(Excerpts from a dataset)
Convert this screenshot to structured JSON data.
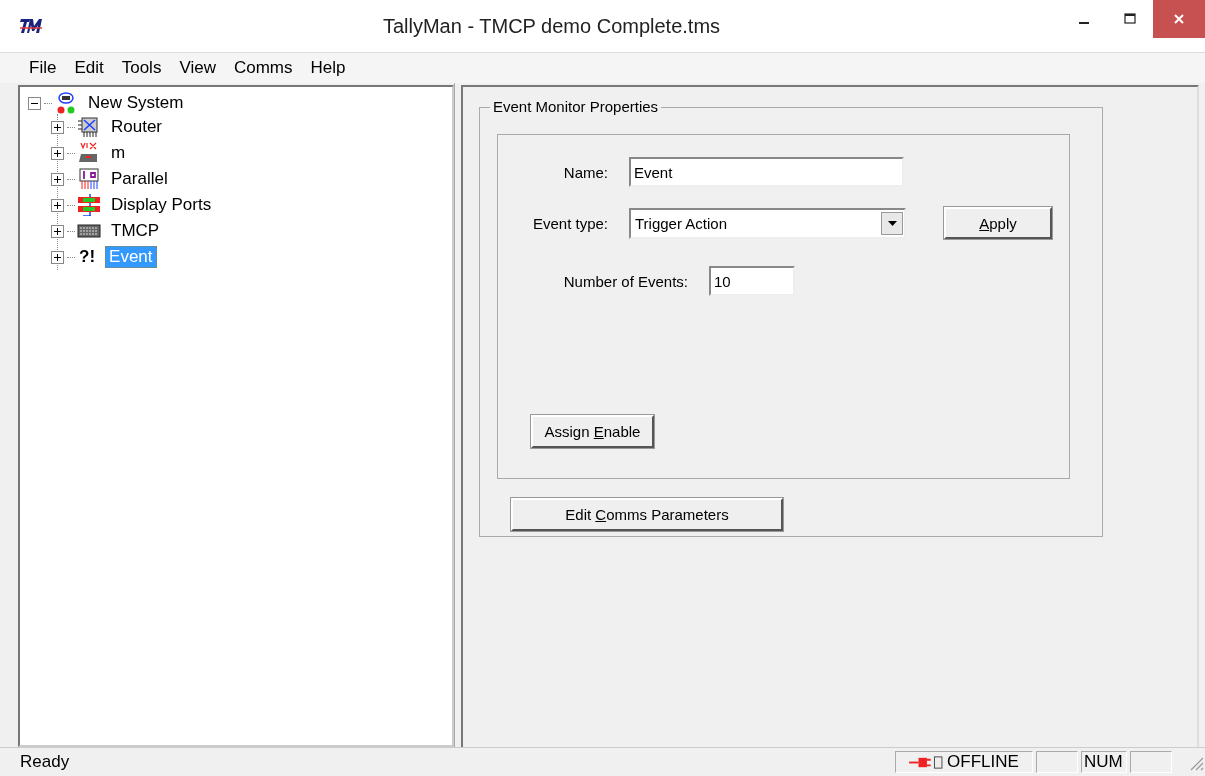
{
  "window": {
    "title": "TallyMan - TMCP demo Complete.tms"
  },
  "menu": [
    "File",
    "Edit",
    "Tools",
    "View",
    "Comms",
    "Help"
  ],
  "tree": [
    {
      "label": "New System",
      "kind": "system",
      "expanded": true,
      "selected": false,
      "children": [
        {
          "label": "Router",
          "kind": "router",
          "expanded": false,
          "selected": false
        },
        {
          "label": "m",
          "kind": "mixer",
          "expanded": false,
          "selected": false
        },
        {
          "label": "Parallel",
          "kind": "parallel",
          "expanded": false,
          "selected": false
        },
        {
          "label": "Display Ports",
          "kind": "display",
          "expanded": false,
          "selected": false
        },
        {
          "label": "TMCP",
          "kind": "keyboard",
          "expanded": false,
          "selected": false
        },
        {
          "label": "Event",
          "kind": "event",
          "icon_text": "?!",
          "expanded": false,
          "selected": true
        }
      ]
    }
  ],
  "properties": {
    "title": "Event Monitor Properties",
    "name": {
      "label": "Name:",
      "value": "Event"
    },
    "event_type": {
      "label": "Event type:",
      "value": "Trigger Action"
    },
    "apply_button": {
      "key": "A",
      "after": "pply"
    },
    "number_of_events": {
      "label": "Number of Events:",
      "value": "10"
    },
    "assign_button": {
      "before": "Assign ",
      "key": "E",
      "after": "nable"
    },
    "comms_button": {
      "before": "Edit ",
      "key": "C",
      "after": "omms Parameters"
    }
  },
  "status_bar": {
    "text": "Ready",
    "connection": "OFFLINE",
    "indicator": "NUM"
  }
}
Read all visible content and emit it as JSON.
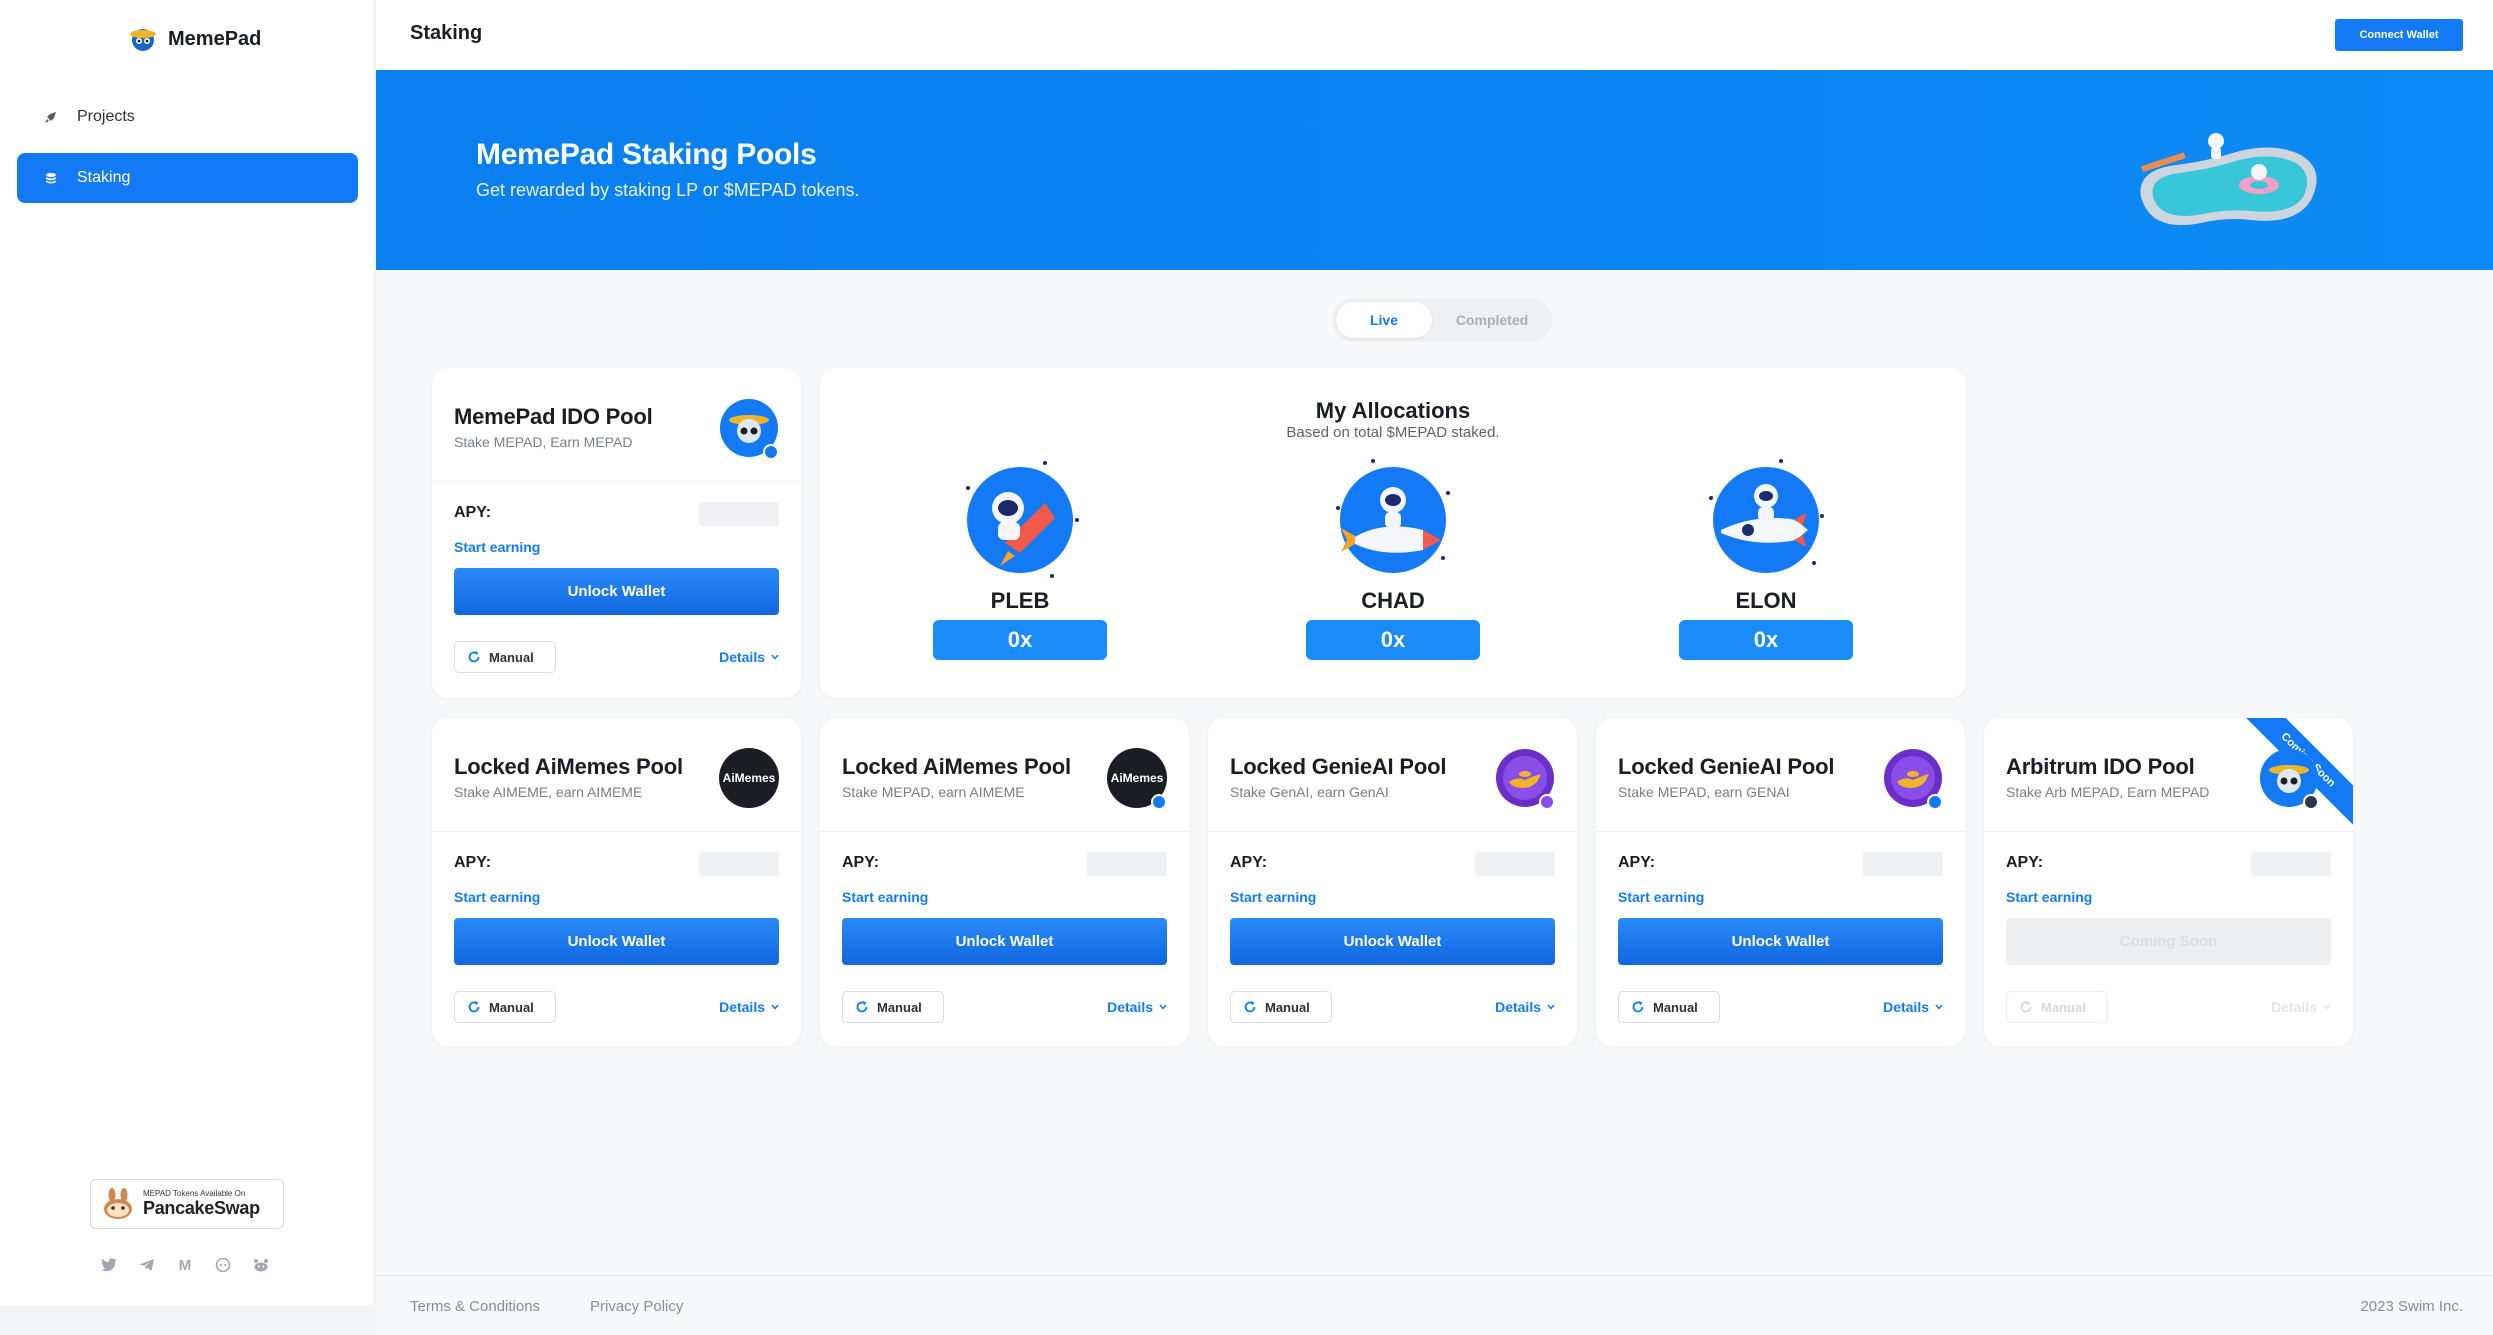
{
  "sidebar": {
    "logo_text": "MemePad",
    "items": [
      {
        "label": "Projects",
        "icon": "rocket-icon"
      },
      {
        "label": "Staking",
        "icon": "coins-icon",
        "active": true
      }
    ],
    "pancake_small": "MEPAD Tokens Available On",
    "pancake_big": "PancakeSwap",
    "socials": [
      "twitter-icon",
      "telegram-icon",
      "medium-icon",
      "discord-icon",
      "reddit-icon"
    ],
    "medium_glyph": "M"
  },
  "topbar": {
    "title": "Staking",
    "connect_label": "Connect Wallet"
  },
  "hero": {
    "title": "MemePad Staking Pools",
    "subtitle": "Get rewarded by staking LP or $MEPAD tokens."
  },
  "toggle": {
    "live": "Live",
    "completed": "Completed",
    "selected": "Live"
  },
  "labels": {
    "apy": "APY:",
    "start": "Start earning",
    "unlock": "Unlock Wallet",
    "manual": "Manual",
    "details": "Details",
    "coming_soon": "Coming Soon"
  },
  "pools": [
    {
      "title": "MemePad IDO Pool",
      "subtitle": "Stake MEPAD, Earn MEPAD",
      "avatar": "astronaut-logo"
    },
    {
      "title": "Locked AiMemes Pool",
      "subtitle": "Stake AIMEME, earn AIMEME",
      "avatar": "aimemes-logo",
      "avatar_text": "AiMemes"
    },
    {
      "title": "Locked AiMemes Pool",
      "subtitle": "Stake MEPAD, earn AIMEME",
      "avatar": "aimemes-logo",
      "avatar_text": "AiMemes"
    },
    {
      "title": "Locked GenieAI Pool",
      "subtitle": "Stake GenAI, earn GenAI",
      "avatar": "genie-lamp-logo"
    },
    {
      "title": "Locked GenieAI Pool",
      "subtitle": "Stake MEPAD, earn GENAI",
      "avatar": "genie-lamp-logo"
    },
    {
      "title": "Arbitrum IDO Pool",
      "subtitle": "Stake Arb MEPAD, Earn MEPAD",
      "avatar": "astronaut-logo",
      "ribbon": "Coming Soon",
      "button": "Coming Soon",
      "disabled": true
    }
  ],
  "allocations": {
    "title": "My Allocations",
    "subtitle": "Based on total $MEPAD staked.",
    "tiers": [
      {
        "name": "PLEB",
        "value": "0x"
      },
      {
        "name": "CHAD",
        "value": "0x"
      },
      {
        "name": "ELON",
        "value": "0x"
      }
    ]
  },
  "footer": {
    "terms": "Terms & Conditions",
    "privacy": "Privacy Policy",
    "copyright": "2023 Swim Inc."
  },
  "colors": {
    "accent": "#1479f5",
    "hero": "#0a7ff0",
    "tier": "#1a8bf7"
  }
}
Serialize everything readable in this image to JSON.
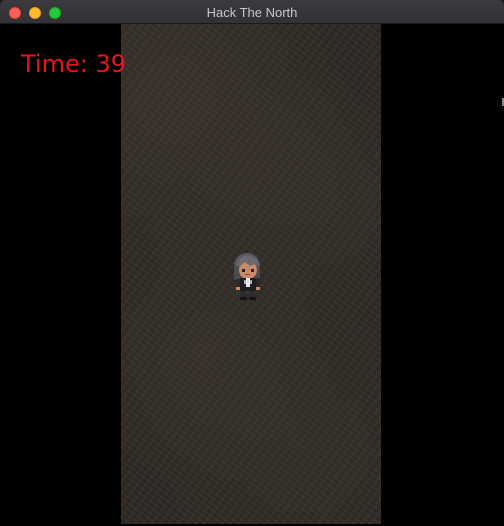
{
  "window": {
    "title": "Hack The North",
    "buttons": [
      "close",
      "minimize",
      "maximize"
    ]
  },
  "hud": {
    "timer_text": "Time: 39"
  },
  "scene": {
    "floor": "stone-corridor",
    "character": "player-sprite"
  },
  "colors": {
    "timer": "#e8141c",
    "background": "#000000",
    "floor": "#2e2924"
  }
}
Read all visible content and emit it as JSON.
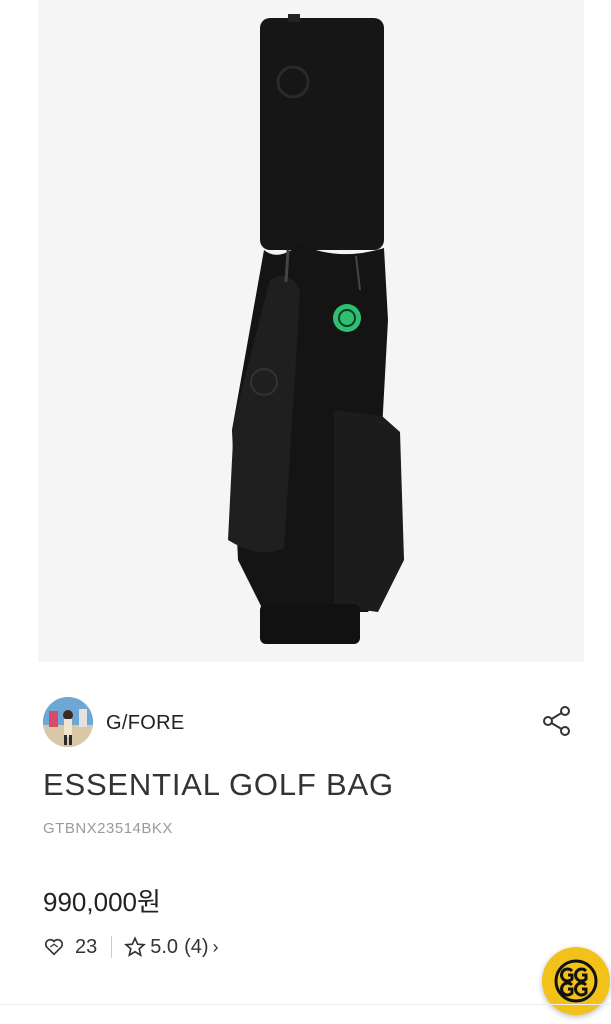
{
  "product": {
    "image_alt": "",
    "brand": "G/FORE",
    "title": "ESSENTIAL GOLF BAG",
    "sku": "GTBNX23514BKX",
    "price": "990,000원",
    "likes": "23",
    "rating": "5.0",
    "review_count": "(4)"
  },
  "icons": {
    "share": "share-icon",
    "like": "heart-icon",
    "rating": "star-icon",
    "more": "chevron-right-icon",
    "brand_badge": "gfore-logo-icon"
  },
  "colors": {
    "fab_background": "#f2c21a",
    "hero_background": "#f5f5f5",
    "tag_green": "#2fbf71"
  }
}
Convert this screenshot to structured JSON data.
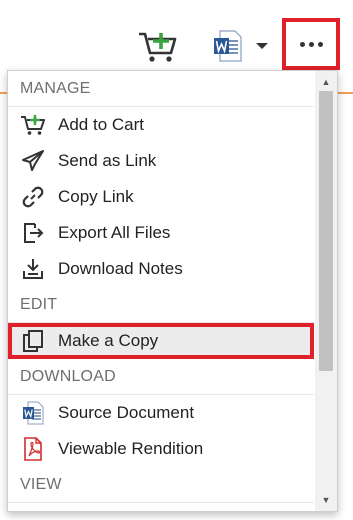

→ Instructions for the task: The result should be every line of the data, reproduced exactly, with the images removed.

→ Answer box:
Convert this screenshot to structured JSON data.
{
  "window": {
    "title": "TallyMan - TMCP demo Complete.tms"
  },
  "menu": [
    "File",
    "Edit",
    "Tools",
    "View",
    "Comms",
    "Help"
  ],
  "tree": [
    {
      "label": "New System",
      "kind": "system",
      "expanded": true,
      "selected": false,
      "children": [
        {
          "label": "Router",
          "kind": "router",
          "expanded": false,
          "selected": false
        },
        {
          "label": "m",
          "kind": "mixer",
          "expanded": false,
          "selected": false
        },
        {
          "label": "Parallel",
          "kind": "parallel",
          "expanded": false,
          "selected": false
        },
        {
          "label": "Display Ports",
          "kind": "display",
          "expanded": false,
          "selected": false
        },
        {
          "label": "TMCP",
          "kind": "keyboard",
          "expanded": false,
          "selected": false
        },
        {
          "label": "Event",
          "kind": "event",
          "icon_text": "?!",
          "expanded": false,
          "selected": true
        }
      ]
    }
  ],
  "properties": {
    "title": "Event Monitor Properties",
    "name": {
      "label": "Name:",
      "value": "Event"
    },
    "event_type": {
      "label": "Event type:",
      "value": "Trigger Action"
    },
    "apply_button": {
      "key": "A",
      "after": "pply"
    },
    "number_of_events": {
      "label": "Number of Events:",
      "value": "10"
    },
    "assign_button": {
      "before": "Assign ",
      "key": "E",
      "after": "nable"
    },
    "comms_button": {
      "before": "Edit ",
      "key": "C",
      "after": "omms Parameters"
    }
  },
  "status_bar": {
    "text": "Ready",
    "connection": "OFFLINE",
    "indicator": "NUM"
  }
}
Read all visible content and emit it as JSON.
{
  "sidebar": {
    "logo_text": "MemePad",
    "items": [
      {
        "label": "Projects",
        "icon": "rocket-icon"
      },
      {
        "label": "Staking",
        "icon": "coins-icon",
        "active": true
      }
    ],
    "pancake_small": "MEPAD Tokens Available On",
    "pancake_big": "PancakeSwap",
    "socials": [
      "twitter-icon",
      "telegram-icon",
      "medium-icon",
      "discord-icon",
      "reddit-icon"
    ],
    "medium_glyph": "M"
  },
  "topbar": {
    "title": "Staking",
    "connect_label": "Connect Wallet"
  },
  "hero": {
    "title": "MemePad Staking Pools",
    "subtitle": "Get rewarded by staking LP or $MEPAD tokens."
  },
  "toggle": {
    "live": "Live",
    "completed": "Completed",
    "selected": "Live"
  },
  "labels": {
    "apy": "APY:",
    "start": "Start earning",
    "unlock": "Unlock Wallet",
    "manual": "Manual",
    "details": "Details",
    "coming_soon": "Coming Soon"
  },
  "pools": [
    {
      "title": "MemePad IDO Pool",
      "subtitle": "Stake MEPAD, Earn MEPAD",
      "avatar": "astronaut-logo"
    },
    {
      "title": "Locked AiMemes Pool",
      "subtitle": "Stake AIMEME, earn AIMEME",
      "avatar": "aimemes-logo",
      "avatar_text": "AiMemes"
    },
    {
      "title": "Locked AiMemes Pool",
      "subtitle": "Stake MEPAD, earn AIMEME",
      "avatar": "aimemes-logo",
      "avatar_text": "AiMemes"
    },
    {
      "title": "Locked GenieAI Pool",
      "subtitle": "Stake GenAI, earn GenAI",
      "avatar": "genie-lamp-logo"
    },
    {
      "title": "Locked GenieAI Pool",
      "subtitle": "Stake MEPAD, earn GENAI",
      "avatar": "genie-lamp-logo"
    },
    {
      "title": "Arbitrum IDO Pool",
      "subtitle": "Stake Arb MEPAD, Earn MEPAD",
      "avatar": "astronaut-logo",
      "ribbon": "Coming Soon",
      "button": "Coming Soon",
      "disabled": true
    }
  ],
  "allocations": {
    "title": "My Allocations",
    "subtitle": "Based on total $MEPAD staked.",
    "tiers": [
      {
        "name": "PLEB",
        "value": "0x"
      },
      {
        "name": "CHAD",
        "value": "0x"
      },
      {
        "name": "ELON",
        "value": "0x"
      }
    ]
  },
  "footer": {
    "terms": "Terms & Conditions",
    "privacy": "Privacy Policy",
    "copyright": "2023 Swim Inc."
  },
  "colors": {
    "accent": "#1479f5",
    "hero": "#0a7ff0",
    "tier": "#1a8bf7"
  }
}
Serialize everything readable in this image to JSON.
{
  "window": {
    "title": "Hack The North",
    "buttons": [
      "close",
      "minimize",
      "maximize"
    ]
  },
  "hud": {
    "timer_text": "Time: 39"
  },
  "scene": {
    "floor": "stone-corridor",
    "character": "player-sprite"
  },
  "colors": {
    "timer": "#e8141c",
    "background": "#000000",
    "floor": "#2e2924"
  }
}
Read all visible content and emit it as JSON.
{
  "product": {
    "image_alt": "",
    "brand": "G/FORE",
    "title": "ESSENTIAL GOLF BAG",
    "sku": "GTBNX23514BKX",
    "price": "990,000원",
    "likes": "23",
    "rating": "5.0",
    "review_count": "(4)"
  },
  "icons": {
    "share": "share-icon",
    "like": "heart-icon",
    "rating": "star-icon",
    "more": "chevron-right-icon",
    "brand_badge": "gfore-logo-icon"
  },
  "colors": {
    "fab_background": "#f2c21a",
    "hero_background": "#f5f5f5",
    "tag_green": "#2fbf71"
  }
}
Convert this screenshot to structured JSON data.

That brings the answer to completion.